SOURCE INFORMATION:
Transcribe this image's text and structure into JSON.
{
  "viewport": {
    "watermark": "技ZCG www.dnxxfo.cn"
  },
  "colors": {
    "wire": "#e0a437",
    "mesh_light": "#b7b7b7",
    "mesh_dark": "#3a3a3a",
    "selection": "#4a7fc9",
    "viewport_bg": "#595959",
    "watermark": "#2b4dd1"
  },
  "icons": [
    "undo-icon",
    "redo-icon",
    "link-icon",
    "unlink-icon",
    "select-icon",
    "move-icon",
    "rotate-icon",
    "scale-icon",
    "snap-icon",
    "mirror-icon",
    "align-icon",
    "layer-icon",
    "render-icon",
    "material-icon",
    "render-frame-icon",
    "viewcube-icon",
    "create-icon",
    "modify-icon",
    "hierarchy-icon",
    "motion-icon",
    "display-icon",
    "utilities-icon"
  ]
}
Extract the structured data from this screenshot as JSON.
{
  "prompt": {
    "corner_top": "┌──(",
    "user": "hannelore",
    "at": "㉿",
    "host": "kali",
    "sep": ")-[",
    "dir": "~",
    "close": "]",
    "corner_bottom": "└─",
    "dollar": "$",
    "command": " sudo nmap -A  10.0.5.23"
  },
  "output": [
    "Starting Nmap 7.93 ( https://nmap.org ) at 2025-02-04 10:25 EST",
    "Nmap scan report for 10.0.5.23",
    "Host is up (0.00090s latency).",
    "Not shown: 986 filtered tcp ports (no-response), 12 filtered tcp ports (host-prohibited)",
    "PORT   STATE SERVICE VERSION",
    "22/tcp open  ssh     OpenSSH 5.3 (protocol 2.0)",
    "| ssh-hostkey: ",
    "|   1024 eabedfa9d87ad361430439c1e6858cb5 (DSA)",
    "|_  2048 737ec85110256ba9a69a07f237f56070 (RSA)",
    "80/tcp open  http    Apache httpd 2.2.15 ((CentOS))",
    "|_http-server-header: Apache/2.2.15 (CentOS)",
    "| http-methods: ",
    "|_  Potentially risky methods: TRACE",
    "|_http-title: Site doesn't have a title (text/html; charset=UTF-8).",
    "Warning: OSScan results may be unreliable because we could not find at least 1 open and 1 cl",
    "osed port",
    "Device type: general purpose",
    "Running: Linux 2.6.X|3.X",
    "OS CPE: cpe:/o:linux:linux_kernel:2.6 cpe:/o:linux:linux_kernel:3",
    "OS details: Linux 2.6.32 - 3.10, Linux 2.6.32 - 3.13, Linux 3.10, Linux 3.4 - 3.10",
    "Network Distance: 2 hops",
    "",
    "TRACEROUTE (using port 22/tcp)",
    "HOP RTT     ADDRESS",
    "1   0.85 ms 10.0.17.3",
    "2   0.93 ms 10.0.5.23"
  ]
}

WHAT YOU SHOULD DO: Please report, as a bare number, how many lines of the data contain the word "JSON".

ANSWER SPACE: 2